Remember how easy it was to get a mortgage? Back in the 1980s and 90s, banks handed them out like spare lollipops at a kid’s party. Even when interest rates hit a dizzying 15%, I was able to get a mortgage on a posh Edinburgh flat quicker than you could say ‘Financial crisis on its way!’Basically, if you had a pulse, you could source easy borrowing to your heart’s content. Indeed, back in 2007, a staggering 45% of all loans were approved without even checking the income of the borrower! But not any more. New rules just introduced by the Financial Conduct Authority mean that, if you’re applying for a mortgage to buy your home, you’ll face much tougher checks from now on.
- Firstly, you’ll need to show that you’re financially healthy. Your lender will be required to study your last three months’ bank statements to make sure you have enough spare cash to afford the repayments – especially if interest rates shoot up to 6% or 7%. Which means your local bank manager will be taking a keen interest in what you spend on TV subscriptions, gym memberships, cigarettes, even takeaways.
- Secondly, if you’re self-employed, you can forget about telling your lender roughly how much you earn. That may have been the case in the laid-back past, but now you’ll have to prove it, with hard facts and figures. No more self-certification mortgages.
- Thirdly, your chances of getting away with paying off just the interest – and worrying about the capital sum later – are vastly reduced. If you want an interest-free mortgage now, you’ll have to have a ‘credible strategy for repaying the capital’. And that doesn’t mean the vague hope that you can sell your home to cover the sum you originally borrowed.
The parent trap
There’s one other rule change that will seriously decrease the potential for reckless, 80s-style lending.
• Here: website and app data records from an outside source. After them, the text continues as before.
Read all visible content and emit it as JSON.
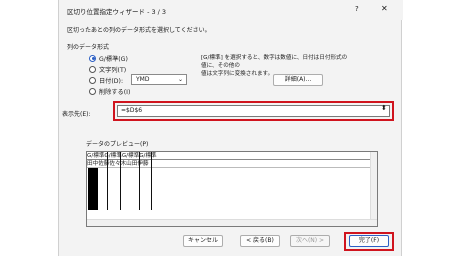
{
  "titlebar": {
    "title": "区切り位置指定ウィザード - 3 / 3",
    "help": "?",
    "close": "✕"
  },
  "description": "区切ったあとの列のデータ形式を選択してください。",
  "column_format": {
    "group_title": "列のデータ形式",
    "options": [
      {
        "label": "G/標準(G)",
        "checked": true
      },
      {
        "label": "文字列(T)",
        "checked": false
      },
      {
        "label": "日付(D):",
        "checked": false
      },
      {
        "label": "削除する(I)",
        "checked": false
      }
    ],
    "date_format": "YMD"
  },
  "info_text_1": "[G/標準] を選択すると、数字は数値に、日付は日付形式の値に、その他の",
  "info_text_2": "値は文字列に変換されます。",
  "detail_button": "詳細(A)...",
  "destination": {
    "label": "表示先(E):",
    "value": "=$D$6"
  },
  "preview": {
    "label": "データのプレビュー(P)",
    "header": "G/標準G/標準G/標準G/標準",
    "row1": "田中佐藤佐々木山田伊藤"
  },
  "footer": {
    "cancel": "キャンセル",
    "back": "< 戻る(B)",
    "next": "次へ(N) >",
    "finish": "完了(F)"
  }
}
From now on, the cost of childcare will be taken into account when deciding what you can afford to repay.
This seems such an obvious thing, yet for years the bank didn’t care what you spent on nurseries or nannies. I remember when I had two small children in full-time childcare at a crippling cost of £700 a month. And that was a few years ago. Now, with the cost of childcare having soared by 19% in the last year according to The Observer, you can fork out as much as £1,166 a month for just one child in London. That’s a heck of a lot of nappies and coloured crayons.
According to Santander, the new rule change means that a couple each bringing in £35,000 a year could borrow almost £330,000 if they have no children, but only £205,000 if they’re saddled with kids. This only proves what I’ve known for a long time – that one’s children, bless them, are a far bigger financial burden than any loan.
Of course, I could always try getting them to pay their share when they’re older. But I know there’s as much chance of that as getting a mortgage for a million pound house!